unCUlturers: musings on organizational culture & development (and stuff about credit unions too)
You can fit in, or you can stand out. You can't have it both ways.

There are scores of people and groups out there who are more than willing to describe for you to a "T" how you're to act/look/think in any given situation. Perhaps they've been there since you were a wee lad or lass, encouraging you to fit in to a given mold.

Think of all the books, scoldings, fringe religious zealots, co-workers, employees, school systems, etc, who took (and take) great pains to establish for you exactly - and often it really is a precise thing - who or what or how you're supposed to be. It can be overwhelming. And paralyzing. What becomes abundantly clear is that we're really good at enforcing the status quo, and we're often fiercely loyal to it.

"This is what a corporate cog...er...individual looks like."

"This is what an executive looks like."

"This is what a Christian looks like."

"This is what an affluent kid looks like."

And so it goes.

But if you fit in too much, you won't do anything. Think of people who do or have done things. Great things. Remarkable things. Things that make a real difference. HIstory is full of such people (Jesus of Nazareth, Ghandi, MLK, etc). Rarely do they "fit" anywhere. They do great things precisely because they're willing to challenge conventional wisdom, think outside the box (though I still loathe that expression), innovate, and be, well, different. Isn't that the very essence of the word extraordinary? Something outside the ordinary?

What groups, churches, organizations, and communities need is just those people, but sadly (though not unpredictably) they're largely missing.
Ghandi.
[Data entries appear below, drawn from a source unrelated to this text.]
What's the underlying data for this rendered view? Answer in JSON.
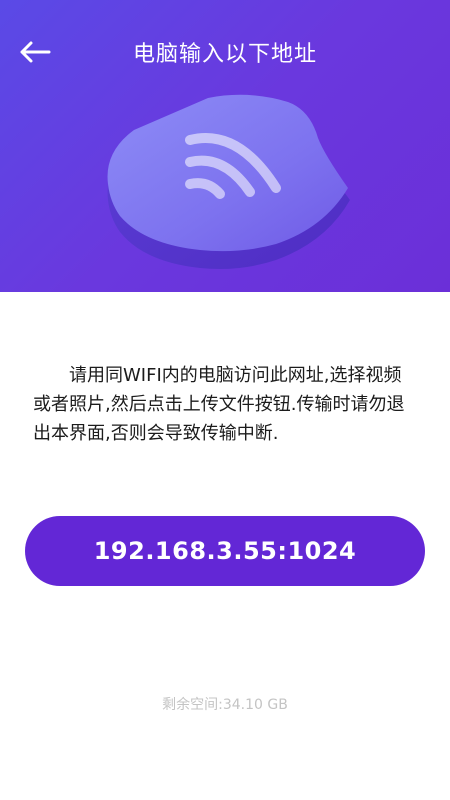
{
  "header": {
    "title": "电脑输入以下地址",
    "back_icon": "back-arrow-icon"
  },
  "hero": {
    "illustration": "wifi-shield-illustration",
    "gradient_start": "#5a4ae6",
    "gradient_end": "#6b2fd8"
  },
  "instructions": {
    "text": "请用同WIFI内的电脑访问此网址,选择视频或者照片,然后点击上传文件按钮.传输时请勿退出本界面,否则会导致传输中断."
  },
  "address": {
    "value": "192.168.3.55:1024",
    "button_color": "#6327d6"
  },
  "storage": {
    "text": "剩余空间:34.10 GB"
  }
}
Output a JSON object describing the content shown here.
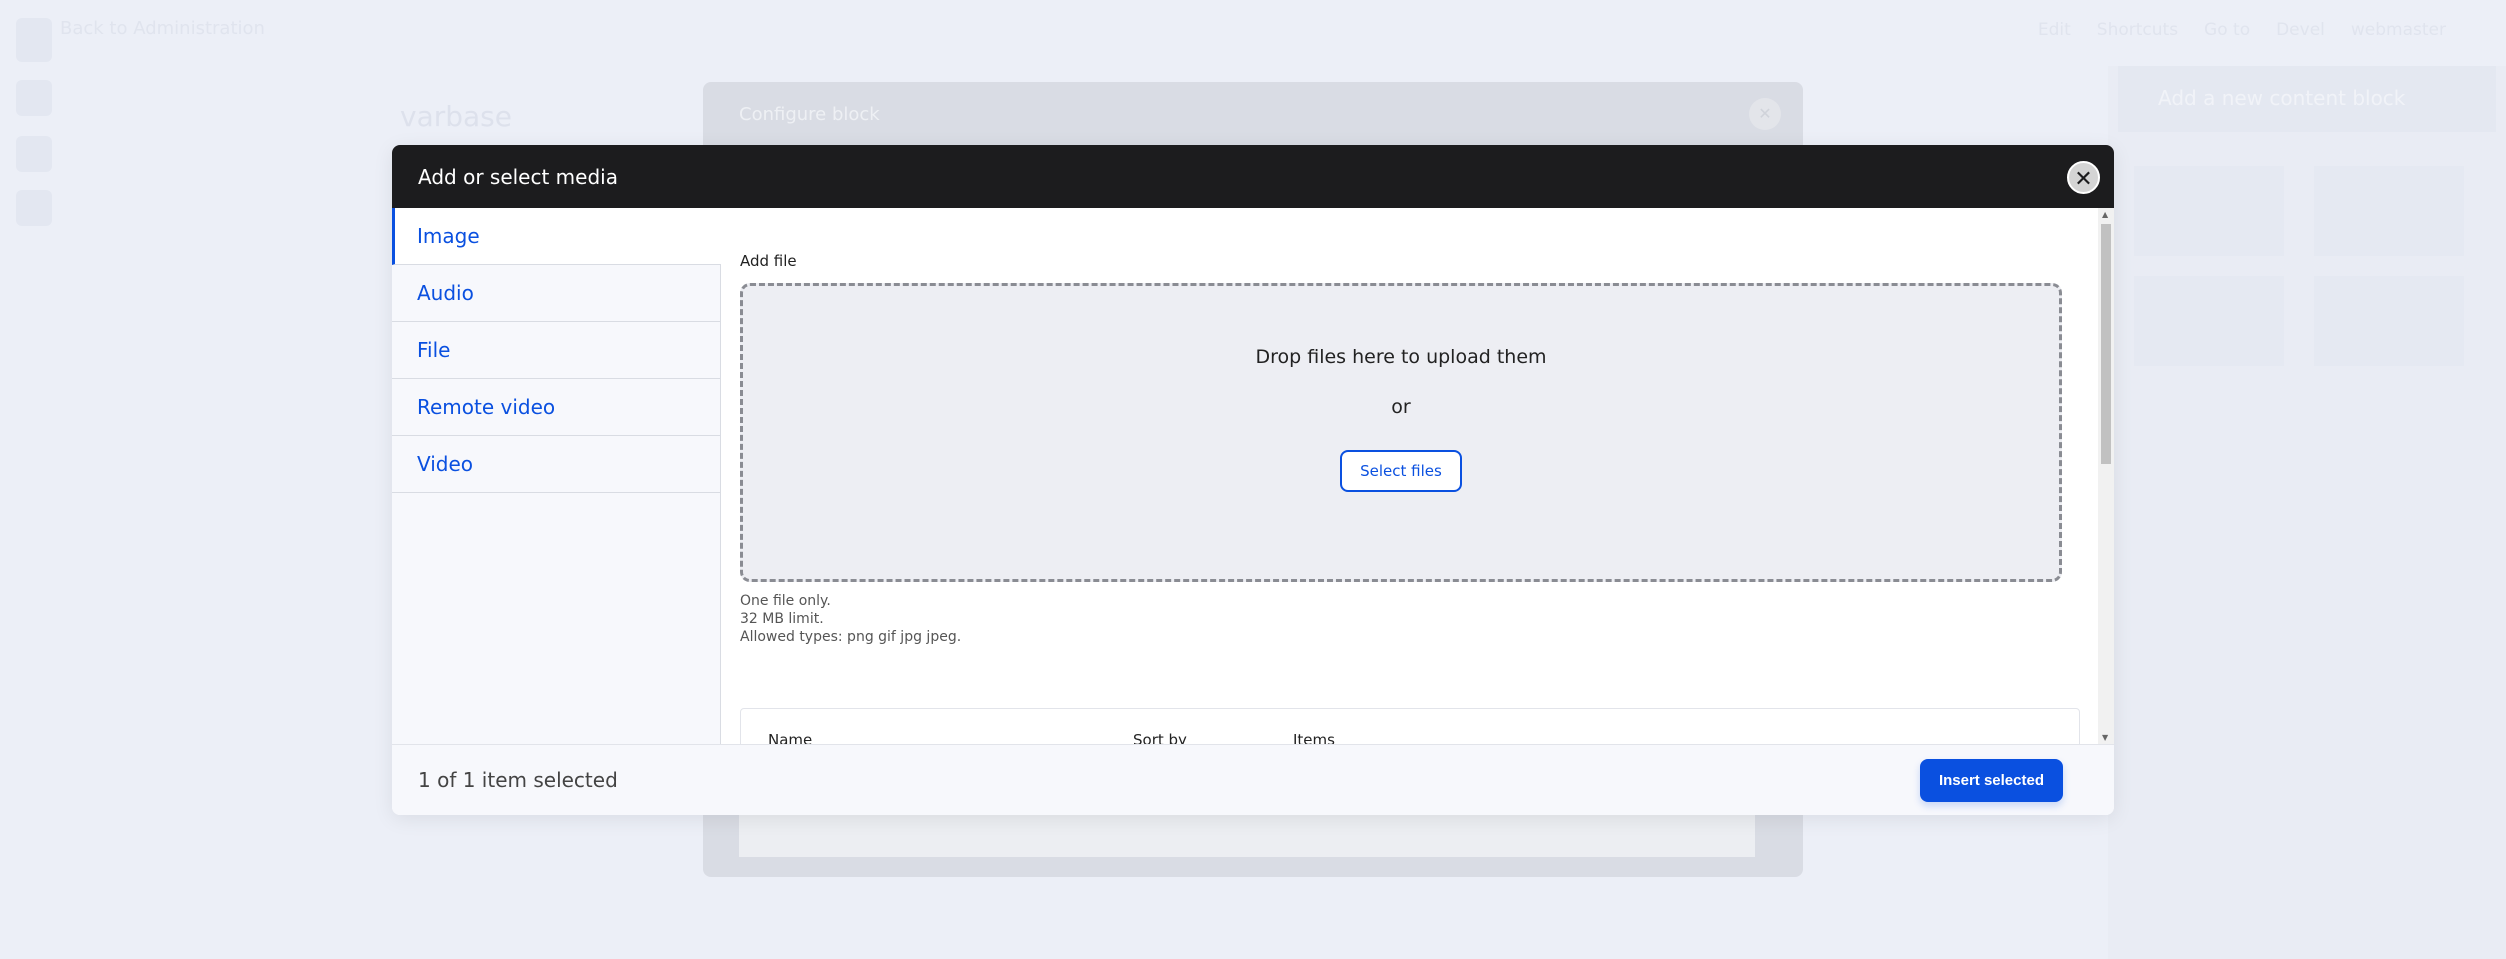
{
  "background": {
    "back_link": "Back to Administration",
    "toolbar": [
      "Edit",
      "Shortcuts",
      "Go to",
      "Devel",
      "webmaster"
    ],
    "brand": "varbase",
    "configure_block_title": "Configure block",
    "side_panel_title": "Add a new content block"
  },
  "modal": {
    "title": "Add or select media",
    "close_icon": "close-icon",
    "tabs": [
      {
        "label": "Image",
        "active": true
      },
      {
        "label": "Audio"
      },
      {
        "label": "File"
      },
      {
        "label": "Remote video"
      },
      {
        "label": "Video"
      }
    ],
    "add_file_label": "Add file",
    "dropzone": {
      "message": "Drop files here to upload them",
      "or": "or",
      "select_button": "Select files"
    },
    "description": [
      "One file only.",
      "32 MB limit.",
      "Allowed types: png gif jpg jpeg."
    ],
    "table_headers": [
      "Name",
      "Sort by",
      "Items"
    ],
    "footer": {
      "selection_count": "1 of 1 item selected",
      "insert_button": "Insert selected"
    }
  },
  "colors": {
    "accent": "#0a50e0",
    "header_bg": "#1c1c1e"
  }
}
Martin Luther King, Jr. Jesus of Nazareth. Rosa Parks. Martin Luther. Socrates. 

Unculturers, all of them.